Opera House, Stuttgart
July 21, 2018
There may have been none of John Cranko’s choreography on the programme for the gala by the school that bears his name, but it was an evening that certainly reflected Stuttgart Ballet’s mix of contemporary and classical dance.
Former John Cranko School student and Stuttgart Ballet dancer Uwe Scholz, sadly lost early to dance in 2004 when he died following a tragic illness, was always a most musical choreographer, and in Air!, created in 1982, he reproduces the structure of Bach’s Orchestral Suit No.3 in dance for six couples dressed in carefully matched costumes in vanilla, light chocolate and rust.
The choreography is typical Scholz. Always intensely musical, the dancers keep coming, the steps keep flowing. Sometimes it is a little too much, as in the complex second movement, when I seriously question whether two couples dancing around each other, only coming together occasionally, are really needed. Both deserve watching, yet the presence of the other pair actually stops you giving either the full attention they deserve.
It’s all hugely enjoyable, though, as is the following movement, which opens with a sort of conversation in movement between the four men before they are joined by four women. Things turn a little jokey as the former show off then stand cross legged, arms folded, while the women respond.
It was very noticeable how tall and strong the male students looked, and how excellent their partnering was, compared to their UK school counterparts.
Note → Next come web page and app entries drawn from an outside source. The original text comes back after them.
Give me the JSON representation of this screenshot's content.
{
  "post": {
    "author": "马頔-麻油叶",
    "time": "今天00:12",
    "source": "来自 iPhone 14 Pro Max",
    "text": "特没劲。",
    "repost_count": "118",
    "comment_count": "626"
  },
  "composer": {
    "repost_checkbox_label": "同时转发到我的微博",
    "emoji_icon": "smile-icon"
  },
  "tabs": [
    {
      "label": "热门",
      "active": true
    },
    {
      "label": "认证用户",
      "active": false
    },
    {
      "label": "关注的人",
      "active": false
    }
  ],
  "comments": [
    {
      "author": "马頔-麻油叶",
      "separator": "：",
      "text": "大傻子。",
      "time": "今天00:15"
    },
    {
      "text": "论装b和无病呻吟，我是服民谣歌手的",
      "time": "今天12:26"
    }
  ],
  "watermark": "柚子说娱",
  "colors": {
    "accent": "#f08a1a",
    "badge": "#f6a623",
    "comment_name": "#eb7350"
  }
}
The influence of former teacher, Petr Pestov and his methods clearly lives on.
The dancers, drawn from the school’s top two years gave it all the energy and accuracy it needed. It was particularly taken by Nao Harada, who danced with a huge smile and who really seemed to be enjoying every moment. That sort of thing does transmit to the audience. Chiri Matsunaga also impressed.
Young Gabriel Figueredo, who impressed so much in last year’s gala and in the Stuttgart Ballet and Opera co-production of Death in Venice, having been laid low with a virus at the start of the week, meant we were denied Balanchine’s Glinka pas de trois. But what a replacement Mr B’s Sylvia pas de deux turned out to be. It was the highlight of the evening.
Final year students Aina Oki and Motomi Kiyota set the stage alight. The well-matched couple were supremely confident and assured throughout. Early on, much of the pas de deux is about the woman with the man there to support and show her off. Kiyota did a grand job. When he did let go, the petite and delicate Oki showed some wonderful unsupported balances in attitude. The man is just there to support, but Kiyota did a grand job. Later, both gave fast turns, and powerful jumps with impressive elevations, and Oki’s pizzicato was nice and sharp.
Things turned contemporary, albeit with a classical root, and dark with Marco Goecke’s A Spell on You. All four dancers impressed in the choreographer’s tense, trembling, very fast, repeated movement, but especially Navrin Turnbull in the extended solo to Nina Simone’s ‘Who Knows Where The Time Goes’. That’s an appropriate song, given it probably doesn’t feel like two minutes since they entered the school and now it’s graduation time.
The darkness continued in Lamento Della Ninfa by Stephen Shropshire, a reinterpretation of Monteverdi’s love lament of a nymph. Academy and B students Wiktoria Byczkowska, Henrik Erikson and Alexander Smith were always entwined as they continuously folded over, around and between each other.
Alrededor No Hay Nada (All around is nothing) by Goyo Montero is taken from the longer work, Benditos Malditos (Blessed Dammed), a ‘dance-poem’ based largely on El Día de la Creacións by Spanish poet Joaquin Sabina. The dance follows the rhythms of the text but only occasionally references the words themselves, the title seeming to refer more to the semi-darkness that sandwiches the strips of light in which the five couples from across the upper years of the school perform with bowler hats. The choreography is fascinating, increasingly physical with some unusual partnering. A lot of it is floor based. Harada and Kyota again stood out.
The gala rounded off with the whole school taking part in Etüden, effectively an extended demonstration of classwork, although much better choreographed than is usually the case. It opens with the very youngest doing simple flexing and pointing the feet while sat on the floor, before gradually building and building as the older and older dancers emerge, culminating in some thrilling grand allegro from the men in particular.
Despite what are quite honestly rather antiquated studios and facilities, the John Cranko School and director Tadeusz Matacz are clearly doing a fine job. But things are about to get even better, for less than ten minutes’ walk from the Opera House, the school’s new premises is fast taking shape. They can look forward to moving into their new spacious studios and fully-equipped modern dormitories in just over a year’s time.